The Alameda Recreation and Parks Department has recently launched a survey on what the community would like to see at the triangle park on the southeast shoreline of Alameda Point. It is the first step in the process of creating a Master Plan. The barely publicized survey is being conducted by students at UC Berkeley and will end on December 3.
This 26-acre park area is being referred to as “Enterprise Park,” but the name is not official because it’s not yet an official park. The 1996 Community Reuse Plan for the Navy base dubbed it “Inner Harbor Park,” a “region-serving park.”
In 1995, the East Bay Regional Park District (EBRPD) submitted a proposal for a “Community Aquatic Center/Shoreline Park” as part of the reuse planning process. The EBRPD concept included a marine science center that they envisioned being operated in partnership with Alameda Unified School District. They also proposed a variety of water-oriented college credit programs. The City of Alameda never pursued the regional park offer.
In October 2006, at a city council meeting, EBRPD again offered to take over the 26-acre park, saying it had a half-million dollars to spend on the first phase of its development, which included building the Bay Trail segment in the park. EBRPD offered to build “family picnic sites, cleanup of the tennis and basketball courts, development of the shoreline trail to tie to the existing beach area, and cleanup of the beach and boat launch areas.” EBRPD continued, saying its future plans included “a natural planning resource area and interpretive center, as well as boating instruction at the marina.”
The City Council again declined the park offer but accepted the trail and beach offer. EBRPD continues to manage the trail and the beach.
Meanwhile, the city left the rest of area unprotected from vandalism and deterioration. (See photo gallery below.) Today EBRPD has apparently lost interest in developing a regional park at the site.
Ironically, the survey asks respondents if they have any ideas on funding sources. The 2014 Alameda Point Infrastructure Plan pegs the construction costs for “Enterprise Park” at $5.6 million, which is a rough estimate since no plan existed in 2014.
The area features a campground built by the Navy that has mature evergreen trees and numbered campsites. With infrastructure upgrades, the campground could be reopened for tent camping.
Next to the campground is the former Navy recreation building, which contains a dance floor, laundromat area, kitchen and café seating area. During a 2016 visit inside the building requested by Councilmember Frank Matarrese, the city’s property manager said the cost of rehabbing and repurposing the building would be too high to justify the expense. At least two companies had considered leasing the building and fixing it up but walked away after seeing the condition.
The roof is in failing condition. There are masonry steps inside that lead up to a sitting area overlooking the old dance floor. Making the building ADA-compliant, code compliant and reconfiguring the floor plan for new uses would likely rule out saving the building.

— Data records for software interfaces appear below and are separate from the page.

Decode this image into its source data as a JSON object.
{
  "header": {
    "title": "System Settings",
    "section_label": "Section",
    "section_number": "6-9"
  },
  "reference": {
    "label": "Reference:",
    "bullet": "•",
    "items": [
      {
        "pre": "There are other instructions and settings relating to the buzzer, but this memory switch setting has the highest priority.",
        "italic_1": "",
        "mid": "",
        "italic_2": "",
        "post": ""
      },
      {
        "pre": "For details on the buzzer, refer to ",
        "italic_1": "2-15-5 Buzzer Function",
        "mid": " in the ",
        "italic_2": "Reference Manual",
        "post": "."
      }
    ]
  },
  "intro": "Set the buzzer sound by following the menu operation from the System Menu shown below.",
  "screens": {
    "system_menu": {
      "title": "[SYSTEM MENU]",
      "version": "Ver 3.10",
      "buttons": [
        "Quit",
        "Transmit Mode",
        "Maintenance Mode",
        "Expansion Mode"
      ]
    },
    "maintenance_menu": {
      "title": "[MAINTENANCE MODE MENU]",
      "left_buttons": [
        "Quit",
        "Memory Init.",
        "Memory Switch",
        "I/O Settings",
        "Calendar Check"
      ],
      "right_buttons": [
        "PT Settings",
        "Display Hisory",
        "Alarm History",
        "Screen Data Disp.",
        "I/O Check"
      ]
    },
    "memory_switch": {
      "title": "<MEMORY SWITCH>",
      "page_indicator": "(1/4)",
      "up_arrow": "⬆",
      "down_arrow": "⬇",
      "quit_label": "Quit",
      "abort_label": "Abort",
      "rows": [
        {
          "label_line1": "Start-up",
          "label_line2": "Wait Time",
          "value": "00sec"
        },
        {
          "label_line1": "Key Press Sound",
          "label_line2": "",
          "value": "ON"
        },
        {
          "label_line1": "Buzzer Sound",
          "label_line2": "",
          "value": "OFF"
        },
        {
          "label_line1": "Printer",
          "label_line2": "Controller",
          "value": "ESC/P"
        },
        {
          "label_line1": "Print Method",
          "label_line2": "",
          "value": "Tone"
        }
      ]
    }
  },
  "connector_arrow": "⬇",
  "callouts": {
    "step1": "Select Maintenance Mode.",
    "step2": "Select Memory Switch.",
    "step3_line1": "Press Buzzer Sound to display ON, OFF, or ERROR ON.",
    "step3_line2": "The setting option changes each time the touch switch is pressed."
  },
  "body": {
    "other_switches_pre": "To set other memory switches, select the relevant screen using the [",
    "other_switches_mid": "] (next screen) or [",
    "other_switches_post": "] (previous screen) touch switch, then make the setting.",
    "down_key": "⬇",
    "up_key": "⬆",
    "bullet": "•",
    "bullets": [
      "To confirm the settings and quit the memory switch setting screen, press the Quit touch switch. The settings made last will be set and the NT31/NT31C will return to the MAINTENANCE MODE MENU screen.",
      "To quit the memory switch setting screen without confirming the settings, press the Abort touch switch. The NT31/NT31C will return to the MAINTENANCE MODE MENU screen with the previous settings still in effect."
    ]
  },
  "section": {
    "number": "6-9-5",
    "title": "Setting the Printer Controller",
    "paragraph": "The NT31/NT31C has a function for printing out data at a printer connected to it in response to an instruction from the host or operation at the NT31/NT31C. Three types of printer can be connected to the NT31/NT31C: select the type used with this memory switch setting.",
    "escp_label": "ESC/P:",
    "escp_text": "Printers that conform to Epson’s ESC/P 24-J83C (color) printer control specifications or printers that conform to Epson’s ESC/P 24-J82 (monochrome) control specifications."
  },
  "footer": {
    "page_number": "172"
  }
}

Constructing a new building for today’s vision, which could include a marine ecological and wildlife science center, management office for the campground, equipment storage, and restrooms, may be the better option. A coffee shop in part of the building might be popular.
Now is an opportune time to weigh-in on what should be included in the park’s master plan. The city is nearing completion of the new Encinal Boat Ramp nearby. A new public restroom at the boat ramp has been completed as part of this state-funded City project.
In 2020, EBRPD will re-landscape and upgrade the dune at the beach, including removal of the rusted out barge in the shoreline where the fence is located next to the trail. A new canoe and kayak launching area will be located where the old barge will be removed, instead of going across the dune to the beach as now happens.
Please take the survey by December 3 and stay engaged.
Recreation building interior photos from 2016
Click on photos to enlarge